Angular leaf spot on the upper surface of a cucumber leaf. Photo: Beth Gugino, Penn State
- Still no new reports of late blight since the confirmations on tomato in York County and on potato and tomato in southern Lancaster County a couple of weeks ago. If you suspect late blight, please contact your local Penn State Extension office or let Beth Gugino know via email at firstname.lastname@example.org or by phone at 814-865-7328. For the latest reports check USBlight.org.
- The recent unsettled weather has been highly favorable for the spread of cucurbit downy mildew on cucumber and also cantaloupe, and it is likely that many growers are struggling to keep their crops protected due to waterlogged soils. Scouting over the next few days as the weather breaks will be critical. If you suspect cucurbit downy mildew on your farm, please contact your local Penn State Extension Office or let Beth Gugino know via email at email@example.com or by phone at 814-865-7328. Every confirmed report of downy mildew enables us to improve disease forecasting accuracy for the benefit of cucurbit growers not only in Pennsylvania but all along the east coast. Even reports that are made from previously reported counties. The latest information on reports of cucurbit downy mildew can be found at the CDM ipmPIPE website.
- There have been numerous reports of Septoria leaf spot on tomato both in commercial field and home gardens. The disease will likely increase both within and between plants as the spores are dispersed in the rain splash and by wind-driven rain.
- Be on the watch for Phytophthora blight in cucurbits, peppers, and tomatoes!
Vegetable Bacterial Diseases
The continued unsettled weather pattern which has resulted in the recent frequent and unrelenting rains will likely exacerbate foliar bacterial diseases on many crops ranging from angular leaf spot on cucumber to bacterial spot and speck on tomato. Bacterial pathogens that are associated with the leaf surface are easily splash dispersed during rain events, and the long durations of leaf wetness allow ample time for the bacteria to enter into the leaves through stomata (open pores that enable the leaf to “breathe”) and small microscope wounds.
Once the bacteria are inside the plant tissue, the application of copper-based or other microbial-based products are ineffective. These products are active on the surface of the leaves and on internal plant tissues and thus need to be used preventatively and as a protectant. The latter is further hindered by the excessively wet field conditions making it difficult to get equipment into the field to spray. Products such as Actigard, Regalia, and LifeGard that function to boost the plant’s defense response are most effective when applied earlier in the season. Each may take several days to upregulate defense responses in the plant so waiting until symptoms are visible will limit their efficacy. These products are also used most effectively when coupled with copper-based products regularly during the growing season. Keep in mind that some crops like cantaloupe or muskmelon are sensitive to copper and can result in marginal yellowing of the leaves.
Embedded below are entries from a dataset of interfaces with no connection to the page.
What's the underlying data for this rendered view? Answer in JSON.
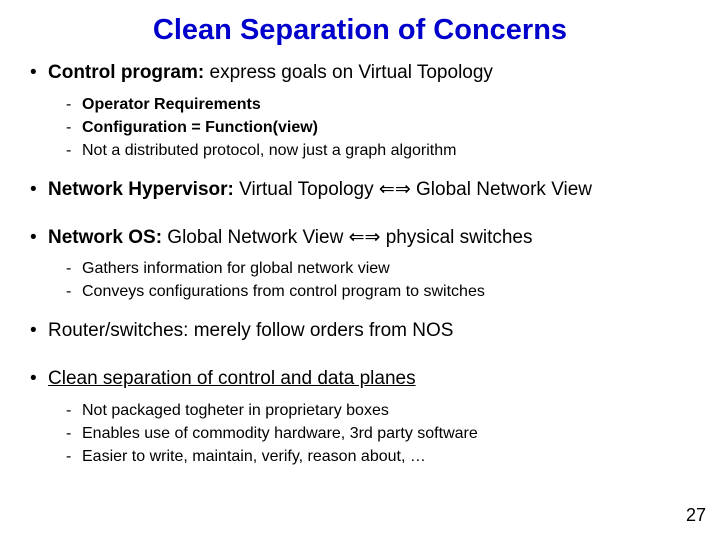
{
  "title": "Clean Separation of Concerns",
  "bullets": [
    {
      "level": 1,
      "bold_prefix": "Control program:",
      "rest": " express goals on Virtual Topology"
    },
    {
      "level": 2,
      "bold": true,
      "text": "Operator Requirements"
    },
    {
      "level": 2,
      "bold": true,
      "text": "Configuration = Function(view)"
    },
    {
      "level": 2,
      "bold": false,
      "text": "Not a distributed protocol, now just a graph algorithm"
    },
    {
      "level": 1,
      "bold_prefix": "Network Hypervisor:",
      "rest_before": " Virtual Topology ",
      "arrows": "⇔",
      "rest_after": " Global Network View"
    },
    {
      "level": 1,
      "bold_prefix": "Network OS:",
      "rest_before": " Global Network View ",
      "arrows": "⇔",
      "rest_after": " physical switches"
    },
    {
      "level": 2,
      "bold": false,
      "text": "Gathers information for global network view"
    },
    {
      "level": 2,
      "bold": false,
      "text": "Conveys configurations from control program to switches"
    },
    {
      "level": 1,
      "plain": "Router/switches: merely follow orders from NOS"
    },
    {
      "level": 1,
      "underline_text": "Clean separation of control and data planes"
    },
    {
      "level": 2,
      "bold": false,
      "text": "Not packaged togheter in proprietary boxes"
    },
    {
      "level": 2,
      "bold": false,
      "text": "Enables use of commodity hardware, 3rd party software"
    },
    {
      "level": 2,
      "bold": false,
      "text": "Easier to write, maintain, verify, reason about, …"
    }
  ],
  "arrows_glyph": "⇐⇒",
  "page_number": "27"
}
Copper phytotoxicity on cantaloupe. Photo: Beth Gugino, Penn State
As much as possible, avoid working the plants when they are wet. This can be challenging when harvesting in the morning for afternoon markets. Since diseases are more likely to spread from older to newer plantings avoid working in both on the same day or divide up your labor, so those harvesting for the market are not working tying younger plantings in the same day.
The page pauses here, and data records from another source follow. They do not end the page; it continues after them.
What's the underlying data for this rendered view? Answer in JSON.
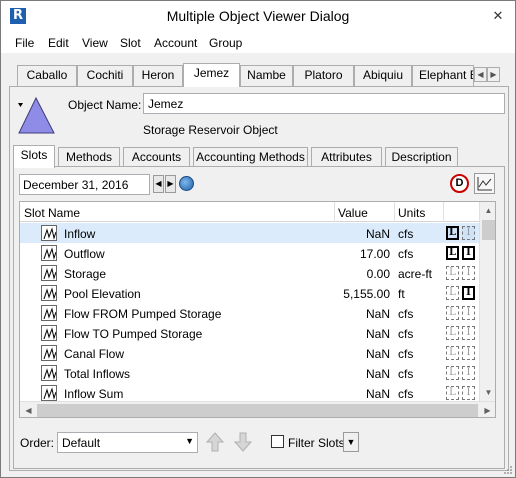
{
  "window": {
    "title": "Multiple Object Viewer Dialog",
    "app_icon_glyph": "R",
    "close_glyph": "✕"
  },
  "menu": [
    "File",
    "Edit",
    "View",
    "Slot",
    "Account",
    "Group"
  ],
  "object_tabs": [
    "Caballo",
    "Cochiti",
    "Heron",
    "Jemez",
    "Nambe",
    "Platoro",
    "Abiquiu",
    "Elephant B"
  ],
  "object_tabs_active": "Jemez",
  "object": {
    "name_label": "Object Name:",
    "name_value": "Jemez",
    "type_text": "Storage Reservoir Object",
    "icon": "reservoir-triangle-icon"
  },
  "slot_tabs": [
    "Slots",
    "Methods",
    "Accounts",
    "Accounting Methods",
    "Attributes",
    "Description"
  ],
  "slot_tabs_active": "Slots",
  "date": {
    "value": "December 31, 2016"
  },
  "table": {
    "columns": [
      "Slot Name",
      "Value",
      "Units"
    ],
    "rows": [
      {
        "name": "Inflow",
        "value": "NaN",
        "units": "cfs",
        "L": true,
        "I": false,
        "selected": true
      },
      {
        "name": "Outflow",
        "value": "17.00",
        "units": "cfs",
        "L": true,
        "I": true,
        "selected": false
      },
      {
        "name": "Storage",
        "value": "0.00",
        "units": "acre-ft",
        "L": false,
        "I": false,
        "selected": false
      },
      {
        "name": "Pool Elevation",
        "value": "5,155.00",
        "units": "ft",
        "L": false,
        "I": true,
        "selected": false
      },
      {
        "name": "Flow FROM Pumped Storage",
        "value": "NaN",
        "units": "cfs",
        "L": false,
        "I": false,
        "selected": false
      },
      {
        "name": "Flow TO Pumped Storage",
        "value": "NaN",
        "units": "cfs",
        "L": false,
        "I": false,
        "selected": false
      },
      {
        "name": "Canal Flow",
        "value": "NaN",
        "units": "cfs",
        "L": false,
        "I": false,
        "selected": false
      },
      {
        "name": "Total Inflows",
        "value": "NaN",
        "units": "cfs",
        "L": false,
        "I": false,
        "selected": false
      },
      {
        "name": "Inflow Sum",
        "value": "NaN",
        "units": "cfs",
        "L": false,
        "I": false,
        "selected": false
      }
    ]
  },
  "footer": {
    "order_label": "Order:",
    "order_value": "Default",
    "filter_label": "Filter Slots",
    "filter_checked": false
  }
}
Having an accurate diagnosis is important. Pennsylvania residents can submit samples to the Penn State Plant Disease Clinic. However, the diagnosis can only be as good as the sample. Be sure to read the plant sample submission instructions before sending your sample.
Diseases such as angular leaf spot and downy mildew can look very similar on cucurbit crops especially cucumber. Keep records of the specific crops, cultivars and bacterial diseases that are affecting your crops. In some cases, host resistance is available (e.g., bacterial spot of pepper) or you may want to consider selecting a different cultivar or seed source if you are experiencing problems over multiple seasons. Most bacterial disease management strategies are preventative and focus on sanitation. When outbreaks occur, it is important to review your notes from the season and reflect where you could make improvements in sanitation for next season.
Bacterial leaf spot of pepper. Photo: Beth Gugino, Penn State